Problem details: Each entry below should be output exactly, apart from its images.
##### Available records
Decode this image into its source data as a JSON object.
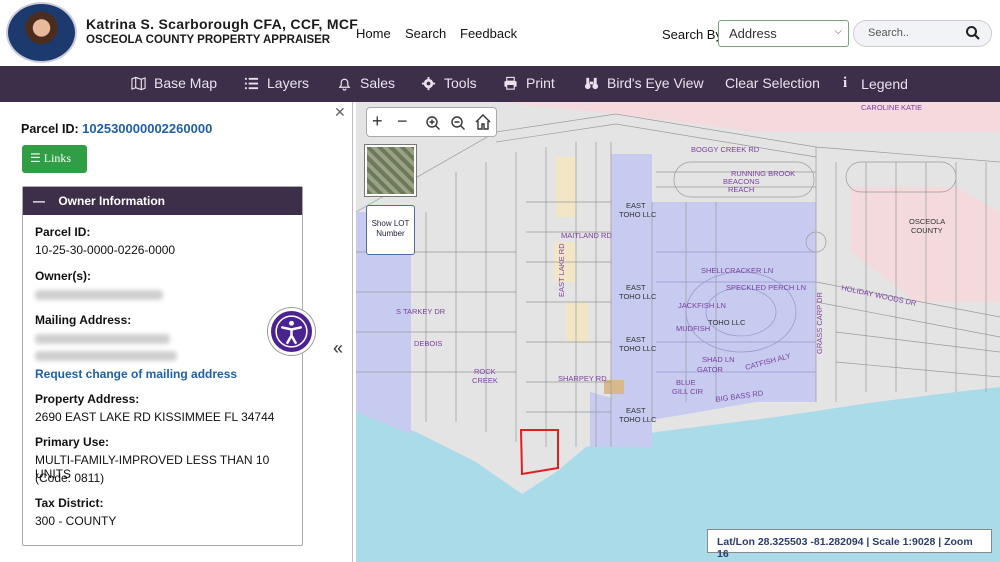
{
  "header": {
    "name": "Katrina S. Scarborough CFA, CCF, MCF",
    "office": "OSCEOLA COUNTY PROPERTY APPRAISER",
    "nav": [
      "Home",
      "Search",
      "Feedback"
    ],
    "search_by_label": "Search By",
    "search_by_value": "Address",
    "search_placeholder": "Search.."
  },
  "toolbar": {
    "items": [
      "Base Map",
      "Layers",
      "Sales",
      "Tools",
      "Print",
      "Bird's Eye View",
      "Clear Selection",
      "Legend"
    ]
  },
  "panel": {
    "parcel_label": "Parcel ID:",
    "parcel_id": "102530000002260000",
    "links_label": "Links",
    "section_title": "Owner Information",
    "parcel_id_label": "Parcel ID:",
    "parcel_id_formatted": "10-25-30-0000-0226-0000",
    "owners_label": "Owner(s):",
    "mailing_label": "Mailing Address:",
    "request_link": "Request change of mailing address",
    "property_label": "Property Address:",
    "property_address": "2690 EAST LAKE RD KISSIMMEE FL 34744",
    "primary_use_label": "Primary Use:",
    "primary_use": "MULTI-FAMILY-IMPROVED LESS THAN 10 UNITS",
    "primary_use_code": "(Code: 0811)",
    "tax_district_label": "Tax District:",
    "tax_district": "300 - COUNTY"
  },
  "map": {
    "lot_button": "Show LOT Number",
    "status": "Lat/Lon 28.325503 -81.282094 | Scale 1:9028 | Zoom 16",
    "labels": {
      "boggy": "BOGGY CREEK RD",
      "maitland": "MAITLAND RD",
      "shellcracker": "SHELLCRACKER LN",
      "speckled": "SPECKLED PERCH LN",
      "jackfish": "JACKFISH LN",
      "holiday": "HOLIDAY WOODS DR",
      "bigbass": "BIG BASS RD",
      "sharpey": "SHARPEY RD",
      "eastlake": "EAST LAKE RD",
      "tarkey": "S TARKEY DR",
      "debois": "DEBOIS",
      "rockcreek1": "ROCK",
      "rockcreek2": "CREEK",
      "east_toho1": "EAST",
      "east_toho2": "TOHO LLC",
      "osceola1": "OSCEOLA",
      "osceola2": "COUNTY",
      "running": "RUNNING BROOK",
      "beacons": "BEACONS",
      "reach": "REACH",
      "mudfish": "MUDFISH",
      "shad": "SHAD LN",
      "gator": "GATOR",
      "blue": "BLUE",
      "gill": "GILL CIR",
      "catfish": "CATFISH ALY",
      "grasscarp": "GRASS CARP DR",
      "caroline": "CAROLINE",
      "katie": "KATIE"
    }
  }
}
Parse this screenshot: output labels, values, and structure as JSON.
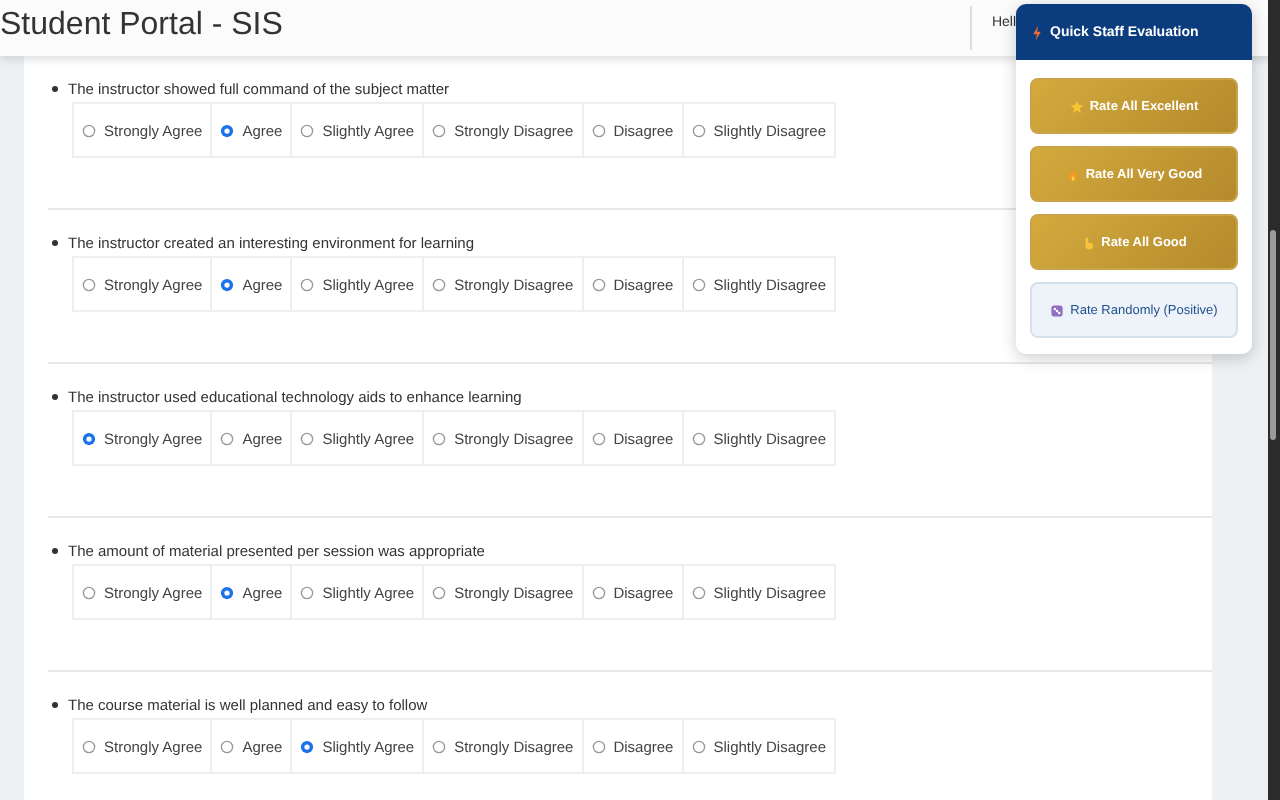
{
  "header": {
    "title": "Student Portal - SIS",
    "greeting": "Hell"
  },
  "questions": [
    {
      "text": "The instructor showed full command of the subject matter",
      "options": [
        {
          "label": "Strongly Agree",
          "selected": false
        },
        {
          "label": "Agree",
          "selected": true
        },
        {
          "label": "Slightly Agree",
          "selected": false
        },
        {
          "label": "Strongly Disagree",
          "selected": false
        },
        {
          "label": "Disagree",
          "selected": false
        },
        {
          "label": "Slightly Disagree",
          "selected": false
        }
      ]
    },
    {
      "text": "The instructor created an interesting environment for learning",
      "options": [
        {
          "label": "Strongly Agree",
          "selected": false
        },
        {
          "label": "Agree",
          "selected": true
        },
        {
          "label": "Slightly Agree",
          "selected": false
        },
        {
          "label": "Strongly Disagree",
          "selected": false
        },
        {
          "label": "Disagree",
          "selected": false
        },
        {
          "label": "Slightly Disagree",
          "selected": false
        }
      ]
    },
    {
      "text": "The instructor used educational technology aids to enhance learning",
      "options": [
        {
          "label": "Strongly Agree",
          "selected": true
        },
        {
          "label": "Agree",
          "selected": false
        },
        {
          "label": "Slightly Agree",
          "selected": false
        },
        {
          "label": "Strongly Disagree",
          "selected": false
        },
        {
          "label": "Disagree",
          "selected": false
        },
        {
          "label": "Slightly Disagree",
          "selected": false
        }
      ]
    },
    {
      "text": "The amount of material presented per session was appropriate",
      "options": [
        {
          "label": "Strongly Agree",
          "selected": false
        },
        {
          "label": "Agree",
          "selected": true
        },
        {
          "label": "Slightly Agree",
          "selected": false
        },
        {
          "label": "Strongly Disagree",
          "selected": false
        },
        {
          "label": "Disagree",
          "selected": false
        },
        {
          "label": "Slightly Disagree",
          "selected": false
        }
      ]
    },
    {
      "text": "The course material is well planned and easy to follow",
      "options": [
        {
          "label": "Strongly Agree",
          "selected": false
        },
        {
          "label": "Agree",
          "selected": false
        },
        {
          "label": "Slightly Agree",
          "selected": true
        },
        {
          "label": "Strongly Disagree",
          "selected": false
        },
        {
          "label": "Disagree",
          "selected": false
        },
        {
          "label": "Slightly Disagree",
          "selected": false
        }
      ]
    }
  ],
  "panel": {
    "title": "Quick Staff Evaluation",
    "buttons": [
      {
        "label": "Rate All Excellent",
        "kind": "gold"
      },
      {
        "label": "Rate All Very Good",
        "kind": "gold"
      },
      {
        "label": "Rate All Good",
        "kind": "gold"
      },
      {
        "label": "Rate Randomly (Positive)",
        "kind": "light"
      }
    ]
  }
}
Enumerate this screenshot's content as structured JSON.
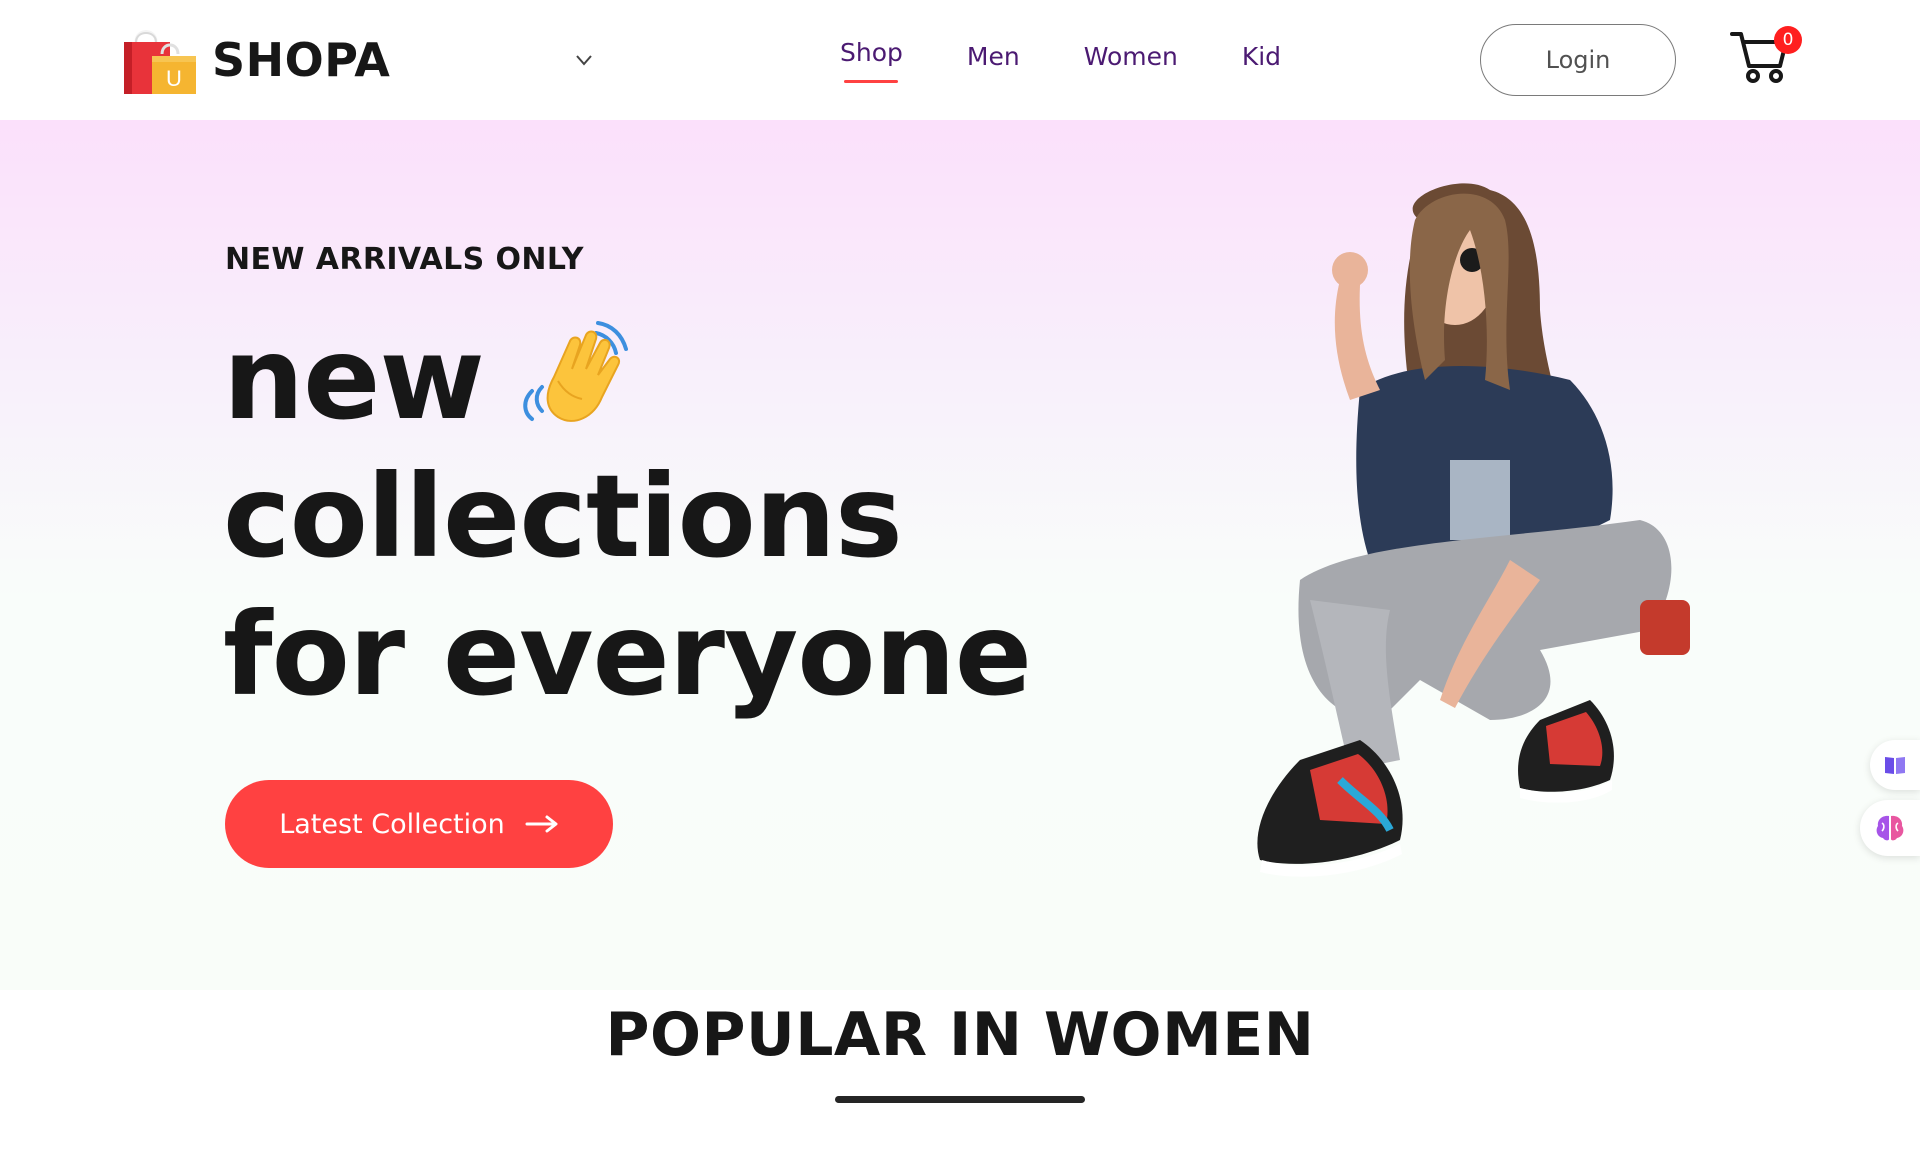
{
  "navbar": {
    "brand": "SHOPA",
    "logo_icon": "shopping-bags-icon",
    "dropdown_icon": "chevron-down-icon",
    "menu": [
      {
        "label": "Shop",
        "active": true
      },
      {
        "label": "Men",
        "active": false
      },
      {
        "label": "Women",
        "active": false
      },
      {
        "label": "Kid",
        "active": false
      }
    ],
    "login_label": "Login",
    "cart_icon": "cart-icon",
    "cart_count": "0"
  },
  "hero": {
    "eyebrow": "NEW ARRIVALS ONLY",
    "title_lines": [
      "new",
      "collections",
      "for everyone"
    ],
    "wave_icon": "waving-hand-icon",
    "cta_label": "Latest Collection",
    "cta_icon": "arrow-right-icon",
    "model_image": "model-photo"
  },
  "side_widgets": [
    {
      "icon": "book-icon"
    },
    {
      "icon": "brain-icon"
    }
  ],
  "popular": {
    "title": "POPULAR IN WOMEN"
  },
  "colors": {
    "accent": "#ff4141",
    "nav_text": "#4b1a72",
    "text_dark": "#171717",
    "hero_gradient_top": "#fbe0fb",
    "hero_gradient_bottom": "#f9fdf9"
  }
}
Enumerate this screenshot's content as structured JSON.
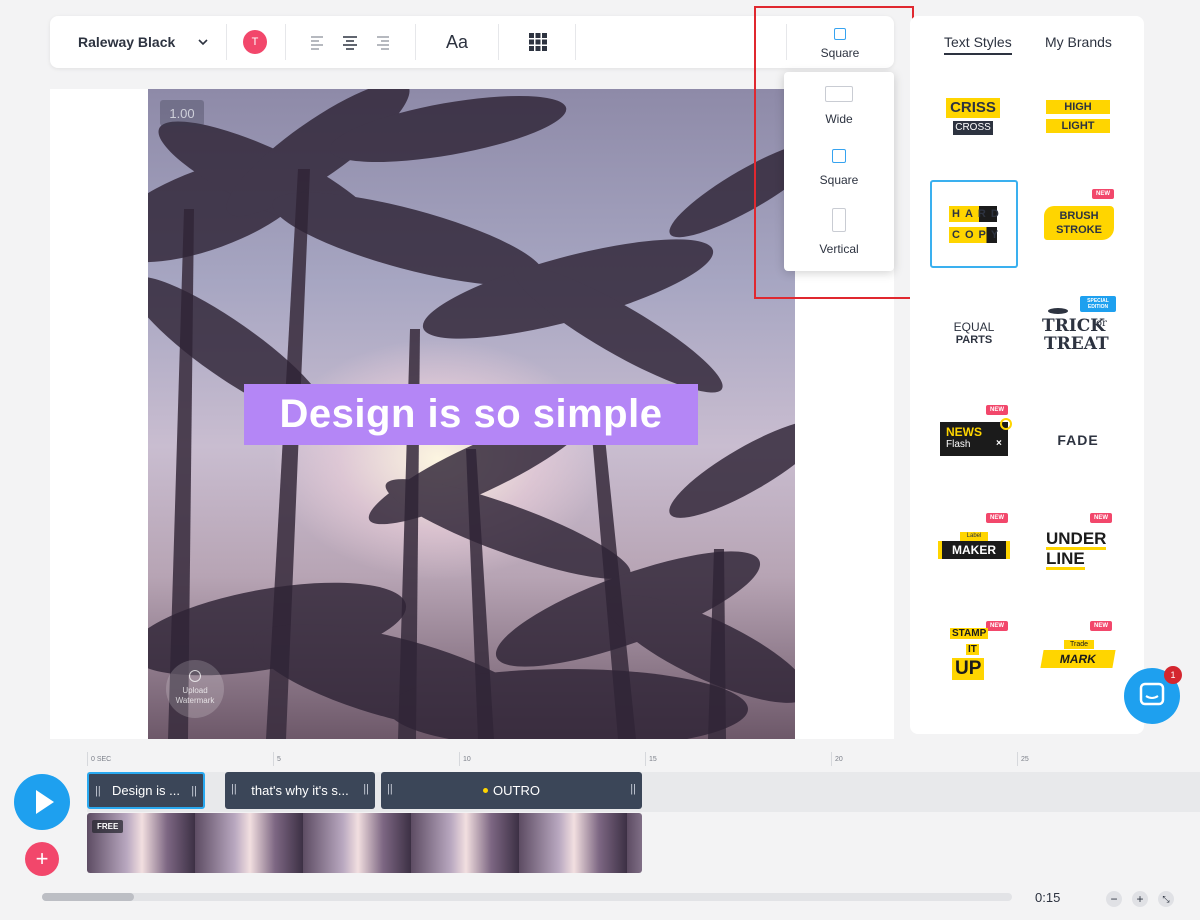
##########
Answer section:
Decode this image into its source data as a JSON object.
{
  "header": {
    "name": "Katrina S. Scarborough CFA, CCF, MCF",
    "office": "OSCEOLA COUNTY PROPERTY APPRAISER",
    "nav": [
      "Home",
      "Search",
      "Feedback"
    ],
    "search_by_label": "Search By",
    "search_by_value": "Address",
    "search_placeholder": "Search.."
  },
  "toolbar": {
    "items": [
      "Base Map",
      "Layers",
      "Sales",
      "Tools",
      "Print",
      "Bird's Eye View",
      "Clear Selection",
      "Legend"
    ]
  },
  "panel": {
    "parcel_label": "Parcel ID:",
    "parcel_id": "102530000002260000",
    "links_label": "Links",
    "section_title": "Owner Information",
    "parcel_id_label": "Parcel ID:",
    "parcel_id_formatted": "10-25-30-0000-0226-0000",
    "owners_label": "Owner(s):",
    "mailing_label": "Mailing Address:",
    "request_link": "Request change of mailing address",
    "property_label": "Property Address:",
    "property_address": "2690 EAST LAKE RD KISSIMMEE FL 34744",
    "primary_use_label": "Primary Use:",
    "primary_use": "MULTI-FAMILY-IMPROVED LESS THAN 10 UNITS",
    "primary_use_code": "(Code: 0811)",
    "tax_district_label": "Tax District:",
    "tax_district": "300 - COUNTY"
  },
  "map": {
    "lot_button": "Show LOT Number",
    "status": "Lat/Lon 28.325503 -81.282094 | Scale 1:9028 | Zoom 16",
    "labels": {
      "boggy": "BOGGY CREEK RD",
      "maitland": "MAITLAND RD",
      "shellcracker": "SHELLCRACKER LN",
      "speckled": "SPECKLED PERCH LN",
      "jackfish": "JACKFISH LN",
      "holiday": "HOLIDAY WOODS DR",
      "bigbass": "BIG BASS RD",
      "sharpey": "SHARPEY RD",
      "eastlake": "EAST LAKE RD",
      "tarkey": "S TARKEY DR",
      "debois": "DEBOIS",
      "rockcreek1": "ROCK",
      "rockcreek2": "CREEK",
      "east_toho1": "EAST",
      "east_toho2": "TOHO LLC",
      "osceola1": "OSCEOLA",
      "osceola2": "COUNTY",
      "running": "RUNNING BROOK",
      "beacons": "BEACONS",
      "reach": "REACH",
      "mudfish": "MUDFISH",
      "shad": "SHAD LN",
      "gator": "GATOR",
      "blue": "BLUE",
      "gill": "GILL CIR",
      "catfish": "CATFISH ALY",
      "grasscarp": "GRASS CARP DR",
      "caroline": "CAROLINE",
      "katie": "KATIE"
    }
  }
}
Parse this screenshot: output labels, values, and structure as JSON.
{
  "header": {
    "title": "Student Portal - SIS",
    "greeting": "Hell"
  },
  "questions": [
    {
      "text": "The instructor showed full command of the subject matter",
      "options": [
        {
          "label": "Strongly Agree",
          "selected": false
        },
        {
          "label": "Agree",
          "selected": true
        },
        {
          "label": "Slightly Agree",
          "selected": false
        },
        {
          "label": "Strongly Disagree",
          "selected": false
        },
        {
          "label": "Disagree",
          "selected": false
        },
        {
          "label": "Slightly Disagree",
          "selected": false
        }
      ]
    },
    {
      "text": "The instructor created an interesting environment for learning",
      "options": [
        {
          "label": "Strongly Agree",
          "selected": false
        },
        {
          "label": "Agree",
          "selected": true
        },
        {
          "label": "Slightly Agree",
          "selected": false
        },
        {
          "label": "Strongly Disagree",
          "selected": false
        },
        {
          "label": "Disagree",
          "selected": false
        },
        {
          "label": "Slightly Disagree",
          "selected": false
        }
      ]
    },
    {
      "text": "The instructor used educational technology aids to enhance learning",
      "options": [
        {
          "label": "Strongly Agree",
          "selected": true
        },
        {
          "label": "Agree",
          "selected": false
        },
        {
          "label": "Slightly Agree",
          "selected": false
        },
        {
          "label": "Strongly Disagree",
          "selected": false
        },
        {
          "label": "Disagree",
          "selected": false
        },
        {
          "label": "Slightly Disagree",
          "selected": false
        }
      ]
    },
    {
      "text": "The amount of material presented per session was appropriate",
      "options": [
        {
          "label": "Strongly Agree",
          "selected": false
        },
        {
          "label": "Agree",
          "selected": true
        },
        {
          "label": "Slightly Agree",
          "selected": false
        },
        {
          "label": "Strongly Disagree",
          "selected": false
        },
        {
          "label": "Disagree",
          "selected": false
        },
        {
          "label": "Slightly Disagree",
          "selected": false
        }
      ]
    },
    {
      "text": "The course material is well planned and easy to follow",
      "options": [
        {
          "label": "Strongly Agree",
          "selected": false
        },
        {
          "label": "Agree",
          "selected": false
        },
        {
          "label": "Slightly Agree",
          "selected": true
        },
        {
          "label": "Strongly Disagree",
          "selected": false
        },
        {
          "label": "Disagree",
          "selected": false
        },
        {
          "label": "Slightly Disagree",
          "selected": false
        }
      ]
    }
  ],
  "panel": {
    "title": "Quick Staff Evaluation",
    "buttons": [
      {
        "label": "Rate All Excellent",
        "kind": "gold"
      },
      {
        "label": "Rate All Very Good",
        "kind": "gold"
      },
      {
        "label": "Rate All Good",
        "kind": "gold"
      },
      {
        "label": "Rate Randomly (Positive)",
        "kind": "light"
      }
    ]
  }
}
Enumerate this screenshot's content as structured JSON.
{
  "navbar": {
    "brand": "SHOPA",
    "logo_icon": "shopping-bags-icon",
    "dropdown_icon": "chevron-down-icon",
    "menu": [
      {
        "label": "Shop",
        "active": true
      },
      {
        "label": "Men",
        "active": false
      },
      {
        "label": "Women",
        "active": false
      },
      {
        "label": "Kid",
        "active": false
      }
    ],
    "login_label": "Login",
    "cart_icon": "cart-icon",
    "cart_count": "0"
  },
  "hero": {
    "eyebrow": "NEW ARRIVALS ONLY",
    "title_lines": [
      "new",
      "collections",
      "for everyone"
    ],
    "wave_icon": "waving-hand-icon",
    "cta_label": "Latest Collection",
    "cta_icon": "arrow-right-icon",
    "model_image": "model-photo"
  },
  "side_widgets": [
    {
      "icon": "book-icon"
    },
    {
      "icon": "brain-icon"
    }
  ],
  "popular": {
    "title": "POPULAR IN WOMEN"
  },
  "colors": {
    "accent": "#ff4141",
    "nav_text": "#4b1a72",
    "text_dark": "#171717",
    "hero_gradient_top": "#fbe0fb",
    "hero_gradient_bottom": "#f9fdf9"
  }
}
Enumerate this screenshot's content as structured JSON.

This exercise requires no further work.